How Getting a New Job is Like Dating a Millionaire
My wife sometimes likes to watch mindless TV to wind down after a day. There are few shows more mindless than Millionaire Matchmaker, but occasionally you do find good advice where you least expect it.
Patty Stanger, “The Millionaire Matchmaker,”insists that her clients create a list of five non-negotiables for a potential mate. It may be that they must love kids, or sailing, or are vegan. Whatever.
This is, however, an excellent exercise for you to do as you begin a job search. Don’t apply for any old job, because it’s better than the one you have. Figure out what is important to you. It may be more sunshine than rain, it could be you want to be able to ride your bike to work, your spouse may not be able to find work in certain parts of the country because of what they do. Ok, eliminate the cities and states that don’t fit into your non-negotiables and start from there.
Your non-negotiable may be more about the job itself; you want to work for a certain company, in a specific role (host vs. anchor, PD vs. GM) or you want to be at an established station with a history in the format.
The key is to figure out what is important to you and your family’s happiness. Over the years, I’ve offered jobs to dozens of people and I can’t remember how many times, after completing the whole interview process, flying them to the city I was in at the time and negotiating salary, the offer was rejected because the spouse didn’t want to move — not to this specific city, but anywhere. Do yourself and everyone else a favor and have those conversations before you begin looking for new work.
Do not just do this in your head.
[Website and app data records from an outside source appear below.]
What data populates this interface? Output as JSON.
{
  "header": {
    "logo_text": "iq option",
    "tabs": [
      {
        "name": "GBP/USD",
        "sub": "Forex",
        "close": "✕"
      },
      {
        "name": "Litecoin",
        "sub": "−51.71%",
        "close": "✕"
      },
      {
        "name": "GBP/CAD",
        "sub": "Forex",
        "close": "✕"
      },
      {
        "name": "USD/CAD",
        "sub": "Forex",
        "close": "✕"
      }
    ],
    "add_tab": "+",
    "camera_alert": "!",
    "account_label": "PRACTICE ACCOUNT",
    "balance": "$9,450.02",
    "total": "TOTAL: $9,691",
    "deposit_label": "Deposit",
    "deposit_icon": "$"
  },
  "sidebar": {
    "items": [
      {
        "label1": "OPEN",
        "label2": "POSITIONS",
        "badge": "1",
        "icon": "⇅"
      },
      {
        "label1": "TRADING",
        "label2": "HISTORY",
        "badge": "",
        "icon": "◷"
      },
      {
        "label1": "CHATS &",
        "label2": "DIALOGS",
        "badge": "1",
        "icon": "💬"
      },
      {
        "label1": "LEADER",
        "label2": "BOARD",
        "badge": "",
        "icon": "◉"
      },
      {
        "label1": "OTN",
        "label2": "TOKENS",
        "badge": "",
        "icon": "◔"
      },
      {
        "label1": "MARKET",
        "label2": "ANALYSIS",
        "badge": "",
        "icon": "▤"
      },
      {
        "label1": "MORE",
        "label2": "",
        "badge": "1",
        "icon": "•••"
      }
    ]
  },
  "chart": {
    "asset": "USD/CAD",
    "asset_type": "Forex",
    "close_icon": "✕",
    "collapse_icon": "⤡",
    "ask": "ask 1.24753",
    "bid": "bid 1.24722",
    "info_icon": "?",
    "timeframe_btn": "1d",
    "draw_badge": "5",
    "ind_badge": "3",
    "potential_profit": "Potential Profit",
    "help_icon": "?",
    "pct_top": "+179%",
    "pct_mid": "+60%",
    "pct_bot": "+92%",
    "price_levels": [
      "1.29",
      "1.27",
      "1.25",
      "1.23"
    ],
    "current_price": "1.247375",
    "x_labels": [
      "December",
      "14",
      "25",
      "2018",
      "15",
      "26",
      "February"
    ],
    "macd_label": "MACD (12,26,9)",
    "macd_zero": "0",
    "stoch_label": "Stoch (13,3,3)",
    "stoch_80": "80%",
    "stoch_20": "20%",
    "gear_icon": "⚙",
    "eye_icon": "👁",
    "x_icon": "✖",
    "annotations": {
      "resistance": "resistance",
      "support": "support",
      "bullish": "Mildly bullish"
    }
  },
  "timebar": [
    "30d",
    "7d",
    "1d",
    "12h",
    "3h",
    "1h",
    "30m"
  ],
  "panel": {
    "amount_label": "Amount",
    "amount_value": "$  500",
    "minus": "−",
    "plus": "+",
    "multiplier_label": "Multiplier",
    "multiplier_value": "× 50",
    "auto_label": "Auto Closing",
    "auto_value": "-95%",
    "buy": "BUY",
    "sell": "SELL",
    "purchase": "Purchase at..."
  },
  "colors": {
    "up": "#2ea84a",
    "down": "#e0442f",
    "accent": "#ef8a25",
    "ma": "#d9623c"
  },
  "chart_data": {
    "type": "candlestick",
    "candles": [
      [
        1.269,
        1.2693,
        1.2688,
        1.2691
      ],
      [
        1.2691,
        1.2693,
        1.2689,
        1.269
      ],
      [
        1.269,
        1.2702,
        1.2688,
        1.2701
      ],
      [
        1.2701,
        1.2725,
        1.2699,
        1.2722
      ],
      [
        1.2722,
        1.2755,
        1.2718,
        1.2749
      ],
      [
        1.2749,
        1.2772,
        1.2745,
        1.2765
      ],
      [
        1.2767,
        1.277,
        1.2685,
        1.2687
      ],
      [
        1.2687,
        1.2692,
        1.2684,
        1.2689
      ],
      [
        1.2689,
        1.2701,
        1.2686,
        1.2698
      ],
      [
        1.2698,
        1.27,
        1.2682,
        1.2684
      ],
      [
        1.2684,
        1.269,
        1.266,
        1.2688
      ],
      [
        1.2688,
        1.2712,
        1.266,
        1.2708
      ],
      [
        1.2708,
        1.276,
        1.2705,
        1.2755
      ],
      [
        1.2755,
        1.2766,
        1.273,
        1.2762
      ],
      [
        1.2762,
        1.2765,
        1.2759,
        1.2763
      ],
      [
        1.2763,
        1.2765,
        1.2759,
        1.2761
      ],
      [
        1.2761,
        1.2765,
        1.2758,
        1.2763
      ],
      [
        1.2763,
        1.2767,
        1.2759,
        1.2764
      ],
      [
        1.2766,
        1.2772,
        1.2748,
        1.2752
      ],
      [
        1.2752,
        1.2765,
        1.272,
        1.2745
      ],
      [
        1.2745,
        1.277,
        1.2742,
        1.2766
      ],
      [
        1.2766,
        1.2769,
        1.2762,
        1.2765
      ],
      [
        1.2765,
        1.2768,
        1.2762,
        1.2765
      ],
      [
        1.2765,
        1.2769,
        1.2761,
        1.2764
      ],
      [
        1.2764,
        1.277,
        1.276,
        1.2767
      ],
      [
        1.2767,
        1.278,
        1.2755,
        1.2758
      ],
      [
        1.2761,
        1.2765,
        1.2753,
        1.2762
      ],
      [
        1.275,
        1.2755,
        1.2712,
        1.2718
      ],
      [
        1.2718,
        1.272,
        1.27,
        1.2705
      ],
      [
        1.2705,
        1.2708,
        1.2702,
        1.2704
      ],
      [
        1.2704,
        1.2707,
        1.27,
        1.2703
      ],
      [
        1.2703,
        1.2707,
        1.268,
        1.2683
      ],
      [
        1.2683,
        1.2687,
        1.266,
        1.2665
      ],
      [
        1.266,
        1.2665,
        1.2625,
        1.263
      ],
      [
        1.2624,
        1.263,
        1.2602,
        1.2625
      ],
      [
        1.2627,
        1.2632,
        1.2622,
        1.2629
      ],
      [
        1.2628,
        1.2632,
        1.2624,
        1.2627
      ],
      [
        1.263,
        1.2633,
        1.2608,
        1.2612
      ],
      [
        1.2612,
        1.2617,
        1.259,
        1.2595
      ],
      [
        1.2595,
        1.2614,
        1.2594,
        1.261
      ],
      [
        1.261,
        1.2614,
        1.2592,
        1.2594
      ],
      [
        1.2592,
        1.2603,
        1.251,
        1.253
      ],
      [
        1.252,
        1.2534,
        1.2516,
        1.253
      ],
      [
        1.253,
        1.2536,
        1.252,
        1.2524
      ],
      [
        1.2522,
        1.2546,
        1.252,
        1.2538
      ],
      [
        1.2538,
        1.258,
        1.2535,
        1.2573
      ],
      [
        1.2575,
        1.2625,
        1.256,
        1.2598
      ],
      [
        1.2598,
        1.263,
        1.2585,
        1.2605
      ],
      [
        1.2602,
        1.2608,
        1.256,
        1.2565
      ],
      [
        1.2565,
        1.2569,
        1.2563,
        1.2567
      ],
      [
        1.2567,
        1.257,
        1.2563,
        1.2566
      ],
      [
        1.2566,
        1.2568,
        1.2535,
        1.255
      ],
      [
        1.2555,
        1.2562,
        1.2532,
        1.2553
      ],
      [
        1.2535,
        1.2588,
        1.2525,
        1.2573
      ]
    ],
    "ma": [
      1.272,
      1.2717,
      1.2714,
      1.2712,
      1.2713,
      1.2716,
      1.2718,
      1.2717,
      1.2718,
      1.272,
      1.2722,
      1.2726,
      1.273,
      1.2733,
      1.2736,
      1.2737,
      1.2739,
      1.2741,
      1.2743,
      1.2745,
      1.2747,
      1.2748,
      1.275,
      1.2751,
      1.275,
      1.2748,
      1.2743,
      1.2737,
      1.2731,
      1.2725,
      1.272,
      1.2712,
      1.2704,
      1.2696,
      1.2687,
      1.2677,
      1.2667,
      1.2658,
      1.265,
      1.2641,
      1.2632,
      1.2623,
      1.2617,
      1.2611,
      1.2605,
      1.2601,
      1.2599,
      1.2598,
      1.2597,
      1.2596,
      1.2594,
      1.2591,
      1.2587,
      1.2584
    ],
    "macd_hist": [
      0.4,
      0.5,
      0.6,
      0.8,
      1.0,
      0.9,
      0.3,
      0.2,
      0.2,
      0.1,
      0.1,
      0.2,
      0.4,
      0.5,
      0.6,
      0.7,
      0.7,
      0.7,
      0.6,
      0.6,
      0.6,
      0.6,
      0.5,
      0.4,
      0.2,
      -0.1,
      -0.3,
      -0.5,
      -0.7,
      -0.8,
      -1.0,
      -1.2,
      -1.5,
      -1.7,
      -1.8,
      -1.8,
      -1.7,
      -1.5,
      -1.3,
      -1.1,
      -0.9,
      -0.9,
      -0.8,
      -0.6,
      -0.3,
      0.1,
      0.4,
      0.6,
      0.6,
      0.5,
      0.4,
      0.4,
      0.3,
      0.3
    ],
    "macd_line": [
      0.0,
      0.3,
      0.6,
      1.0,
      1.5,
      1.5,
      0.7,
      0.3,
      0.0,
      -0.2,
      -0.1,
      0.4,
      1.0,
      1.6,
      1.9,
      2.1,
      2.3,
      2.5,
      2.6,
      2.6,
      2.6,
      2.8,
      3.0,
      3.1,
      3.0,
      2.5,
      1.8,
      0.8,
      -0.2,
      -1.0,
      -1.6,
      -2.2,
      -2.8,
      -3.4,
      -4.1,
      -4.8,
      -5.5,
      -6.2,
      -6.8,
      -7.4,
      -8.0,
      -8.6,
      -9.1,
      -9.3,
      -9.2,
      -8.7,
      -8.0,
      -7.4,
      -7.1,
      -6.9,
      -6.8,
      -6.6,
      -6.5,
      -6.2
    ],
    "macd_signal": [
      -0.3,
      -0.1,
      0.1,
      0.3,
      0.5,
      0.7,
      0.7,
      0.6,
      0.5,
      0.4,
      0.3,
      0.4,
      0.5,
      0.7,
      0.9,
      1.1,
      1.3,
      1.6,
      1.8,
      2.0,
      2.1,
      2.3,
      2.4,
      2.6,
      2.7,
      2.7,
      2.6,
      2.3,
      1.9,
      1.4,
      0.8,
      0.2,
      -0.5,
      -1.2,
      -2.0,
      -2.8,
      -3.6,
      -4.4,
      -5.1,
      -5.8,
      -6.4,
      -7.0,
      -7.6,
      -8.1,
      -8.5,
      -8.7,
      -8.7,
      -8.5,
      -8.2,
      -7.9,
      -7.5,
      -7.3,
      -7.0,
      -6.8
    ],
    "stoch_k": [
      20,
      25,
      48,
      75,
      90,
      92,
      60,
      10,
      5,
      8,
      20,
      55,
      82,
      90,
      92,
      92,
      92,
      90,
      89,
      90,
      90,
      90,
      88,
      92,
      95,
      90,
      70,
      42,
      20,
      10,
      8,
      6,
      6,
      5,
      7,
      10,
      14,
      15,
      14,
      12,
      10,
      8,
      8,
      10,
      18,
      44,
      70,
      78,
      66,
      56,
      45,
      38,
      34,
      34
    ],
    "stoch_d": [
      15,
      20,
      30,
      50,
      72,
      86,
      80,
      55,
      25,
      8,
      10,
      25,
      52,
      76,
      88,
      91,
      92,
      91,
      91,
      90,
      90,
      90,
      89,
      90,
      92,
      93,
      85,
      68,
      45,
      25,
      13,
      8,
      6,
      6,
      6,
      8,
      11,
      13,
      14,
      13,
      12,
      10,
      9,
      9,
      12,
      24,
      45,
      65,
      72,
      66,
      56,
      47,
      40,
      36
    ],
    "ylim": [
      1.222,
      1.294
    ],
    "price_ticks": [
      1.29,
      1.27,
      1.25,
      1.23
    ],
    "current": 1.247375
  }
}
Get out a piece of paper and write down your non-negotiables. If the job you are considering doesn’t meet ALL of the non-negotiables, don’t bother applying.